[Data section]
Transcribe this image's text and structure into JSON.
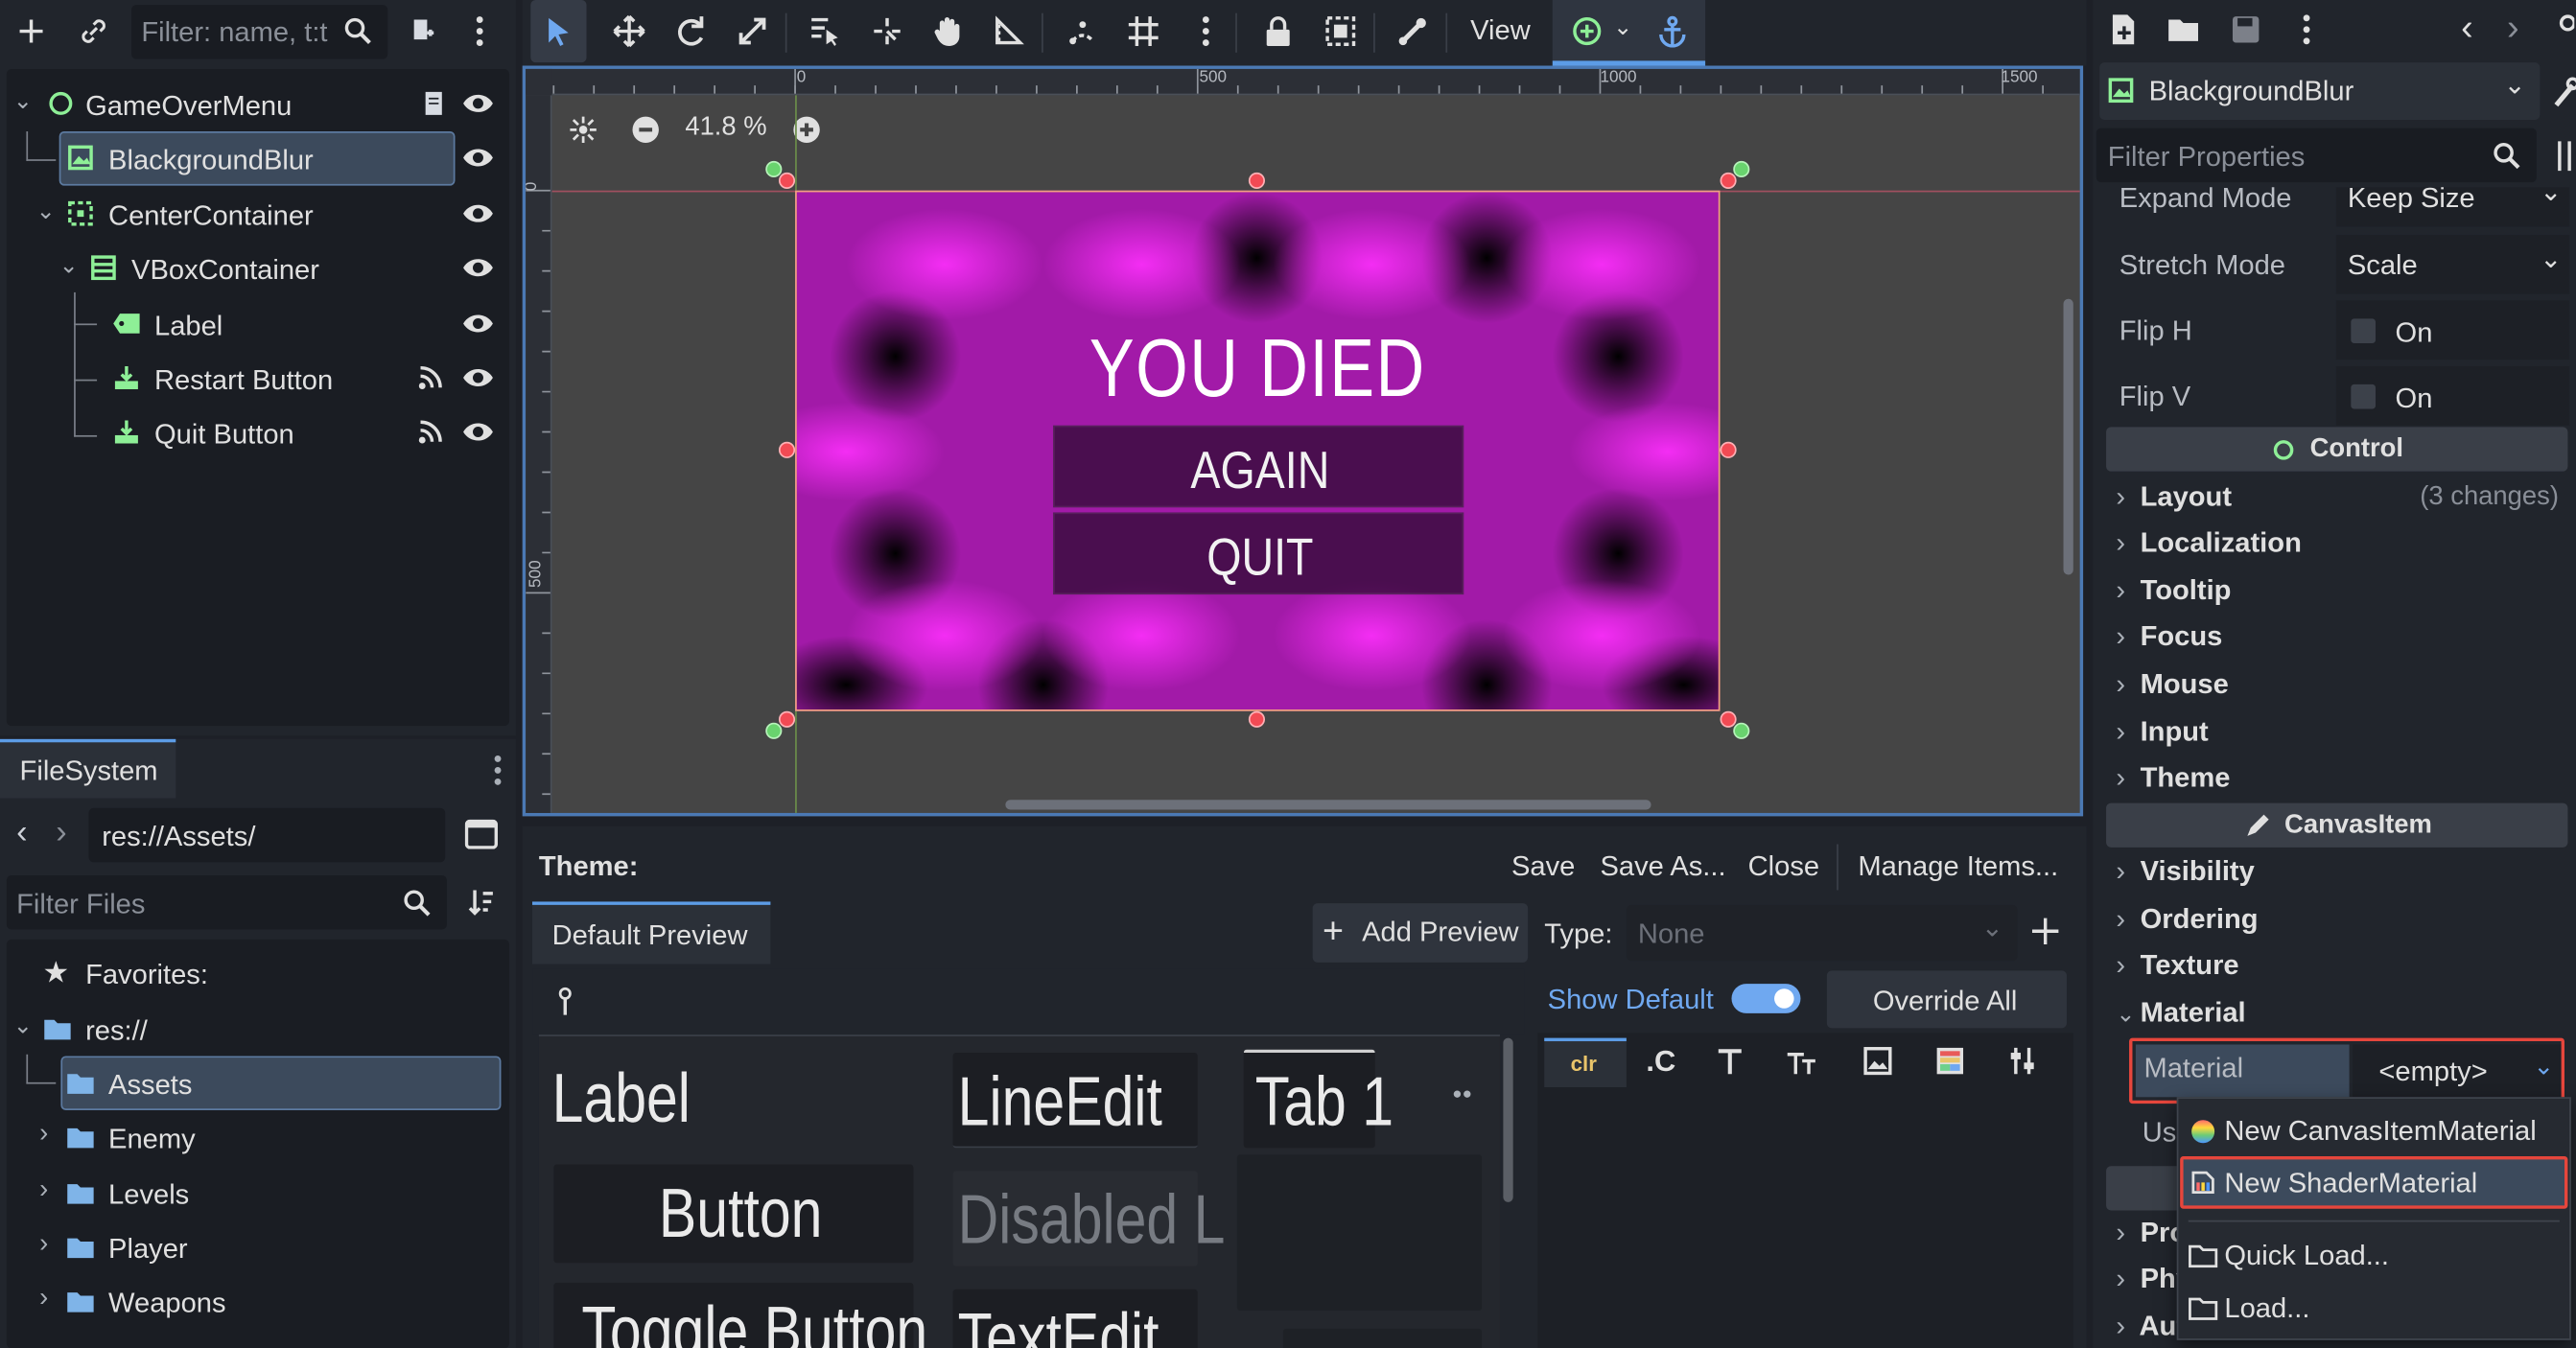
{
  "scene": {
    "search_placeholder": "Filter: name, t:t",
    "nodes": [
      {
        "label": "GameOverMenu"
      },
      {
        "label": "BlackgroundBlur"
      },
      {
        "label": "CenterContainer"
      },
      {
        "label": "VBoxContainer"
      },
      {
        "label": "Label"
      },
      {
        "label": "Restart Button"
      },
      {
        "label": "Quit Button"
      }
    ]
  },
  "filesystem": {
    "tab": "FileSystem",
    "path": "res://Assets/",
    "filter_placeholder": "Filter Files",
    "items": [
      {
        "label": "Favorites:"
      },
      {
        "label": "res://"
      },
      {
        "label": "Assets"
      },
      {
        "label": "Enemy"
      },
      {
        "label": "Levels"
      },
      {
        "label": "Player"
      },
      {
        "label": "Weapons"
      }
    ]
  },
  "toolbar": {
    "view_label": "View"
  },
  "viewport": {
    "zoom": "41.8 %",
    "ruler_top": [
      "0",
      "500",
      "1000",
      "1500"
    ],
    "ruler_left": [
      "0",
      "500"
    ],
    "game": {
      "title": "YOU DIED",
      "buttons": [
        "AGAIN",
        "QUIT"
      ]
    }
  },
  "theme_editor": {
    "title": "Theme:",
    "actions": [
      "Save",
      "Save As...",
      "Close",
      "Manage Items..."
    ],
    "preview_tab": "Default Preview",
    "add_preview": "Add Preview",
    "type_label": "Type:",
    "type_value": "None",
    "show_default": "Show Default",
    "override_all": "Override All",
    "icon_tab_first": "clr",
    "icon_tab_second": ".C",
    "widgets": {
      "label": "Label",
      "button": "Button",
      "toggle": "Toggle Button",
      "lineedit": "LineEdit",
      "disabled": "Disabled L",
      "textedit": "TextEdit",
      "tab": "Tab 1"
    }
  },
  "inspector": {
    "node_name": "BlackgroundBlur",
    "filter_placeholder": "Filter Properties",
    "expand_mode": {
      "label": "Expand Mode",
      "value": "Keep Size"
    },
    "stretch_mode": {
      "label": "Stretch Mode",
      "value": "Scale"
    },
    "flip_h": {
      "label": "Flip H",
      "value": "On"
    },
    "flip_v": {
      "label": "Flip V",
      "value": "On"
    },
    "sections": {
      "control": "Control",
      "canvasitem": "CanvasItem"
    },
    "layout_changes": "(3 changes)",
    "control_cats": [
      "Layout",
      "Localization",
      "Tooltip",
      "Focus",
      "Mouse",
      "Input",
      "Theme"
    ],
    "canvas_cats": [
      "Visibility",
      "Ordering",
      "Texture",
      "Material"
    ],
    "material": {
      "label": "Material",
      "value": "<empty>"
    },
    "hidden_rows": [
      "Us",
      "Pro",
      "Phy",
      "Aut"
    ]
  },
  "dropdown": {
    "items": [
      "New CanvasItemMaterial",
      "New ShaderMaterial",
      "Quick Load...",
      "Load..."
    ]
  },
  "colors": {
    "accent": "#5c9ce6",
    "node_green": "#8eef97",
    "highlight_red": "#e6463c",
    "game_magenta": "#e829f0"
  }
}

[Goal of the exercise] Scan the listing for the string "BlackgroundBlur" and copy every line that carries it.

[Solution]
        "label": "BlackgroundBlur"
    "node_name": "BlackgroundBlur",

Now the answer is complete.